From a rousing celebration of globally-renowned technologists who are inventing a better future for all of us to a major announcement about SciTech Scity and the energetic, hands-on participation of a star-studded “Who’s Who” of science, technology and innovation, the Liberty Science Center Genius Gala, which was held tonight, Friday, May 5th, 2017, was a smashing success. Continue Reading →

Spend MLK Day With Your Kids Coding For Equality Honoring The Women Of ‘Hidden Figures’

As the world celebrates the legacy of Dr. Martin Luther King, Jr today, you too can do your part to honor equality for all by logging on to MadewithCode.com and completing a special coding activity with your kids! Continue Reading →

Join Aldis Hodge Of “Hidden Figures” At AOL Build

Join Aldis Hodge when he swings by to talk about “Hidden Figures.” Continue Reading →

Eartha’s World: “Hidden Figures” A Must See
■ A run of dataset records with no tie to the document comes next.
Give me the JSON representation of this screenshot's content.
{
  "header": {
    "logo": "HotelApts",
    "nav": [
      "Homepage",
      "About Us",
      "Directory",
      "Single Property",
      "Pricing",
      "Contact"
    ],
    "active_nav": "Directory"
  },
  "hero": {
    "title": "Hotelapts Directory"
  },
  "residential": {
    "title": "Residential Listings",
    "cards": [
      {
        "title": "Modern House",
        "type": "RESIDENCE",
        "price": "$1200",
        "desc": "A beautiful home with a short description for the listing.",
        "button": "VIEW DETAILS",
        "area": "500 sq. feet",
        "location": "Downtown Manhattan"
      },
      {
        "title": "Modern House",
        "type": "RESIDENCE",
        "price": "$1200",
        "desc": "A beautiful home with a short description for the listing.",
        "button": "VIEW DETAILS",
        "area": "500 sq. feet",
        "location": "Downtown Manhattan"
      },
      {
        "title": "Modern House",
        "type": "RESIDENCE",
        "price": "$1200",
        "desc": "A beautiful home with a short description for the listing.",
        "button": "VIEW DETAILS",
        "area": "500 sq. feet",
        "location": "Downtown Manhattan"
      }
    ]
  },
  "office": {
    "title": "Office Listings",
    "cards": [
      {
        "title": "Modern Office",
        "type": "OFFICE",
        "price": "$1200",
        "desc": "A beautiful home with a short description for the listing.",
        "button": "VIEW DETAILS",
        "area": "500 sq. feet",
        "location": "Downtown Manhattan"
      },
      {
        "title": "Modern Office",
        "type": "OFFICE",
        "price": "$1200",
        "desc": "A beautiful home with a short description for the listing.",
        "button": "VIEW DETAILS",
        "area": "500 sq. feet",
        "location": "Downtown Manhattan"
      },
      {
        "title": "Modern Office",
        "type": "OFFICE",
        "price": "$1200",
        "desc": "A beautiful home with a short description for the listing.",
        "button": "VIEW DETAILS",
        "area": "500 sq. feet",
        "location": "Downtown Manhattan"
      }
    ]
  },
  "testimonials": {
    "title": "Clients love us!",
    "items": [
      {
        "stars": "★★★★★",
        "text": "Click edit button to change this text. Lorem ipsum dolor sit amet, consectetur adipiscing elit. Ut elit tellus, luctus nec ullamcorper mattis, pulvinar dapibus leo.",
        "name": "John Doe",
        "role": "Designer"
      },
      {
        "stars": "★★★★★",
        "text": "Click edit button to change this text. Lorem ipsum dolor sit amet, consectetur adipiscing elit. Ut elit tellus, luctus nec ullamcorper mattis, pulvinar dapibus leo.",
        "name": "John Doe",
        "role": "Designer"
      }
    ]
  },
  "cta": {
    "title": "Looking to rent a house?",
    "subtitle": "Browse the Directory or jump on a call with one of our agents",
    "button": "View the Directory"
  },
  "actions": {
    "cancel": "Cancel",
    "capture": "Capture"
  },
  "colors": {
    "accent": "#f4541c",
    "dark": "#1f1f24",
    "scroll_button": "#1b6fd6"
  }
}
hidden-figuresBy Eartha Watts Hicks

To those who have not experienced discrimination, accounts of what the experience is like might seem like an old, sad song. 2016 might seem like a new day steeped with possibilities and opportunities. Continue Reading →

HW Pick: “Hidden Figures”, New Movie With Taraji P. Henson, Octavia Spencer And Janelle Monáe (Video)

hidden-figuresHidden Figures is the incredible untold story of Katherine G. Johnson (Taraji P. Henson), Dorothy Vaughan (Octavia Spencer) and Mary Jackson (Janelle Monáe)—brilliant African-American women working at NASA. Continue Reading →

Join The Creators Of “Hidden Figures” At AOL Build

margot-lee-shetterly-bill-barry%e2%80%8e-stephanie-wilson-and-shelia-nash-stevensIn theaters on January 6, 2017, “Hidden Figures” is a biographical drama depicting the incredible untold story of brilliant African-American women working at NASA… Continue Reading →

HW Pick: “Hidden Figures,” By Margot Lee Shetterly

hidden-figures-book1Before John Glenn orbited the earth, or Neil Armstrong walked on the moon, a group of dedicated female mathematicians known as “human computers” used pencils, slide rules and adding machines to calculate the numbers that would launch rockets, and astronauts, into space. Continue Reading →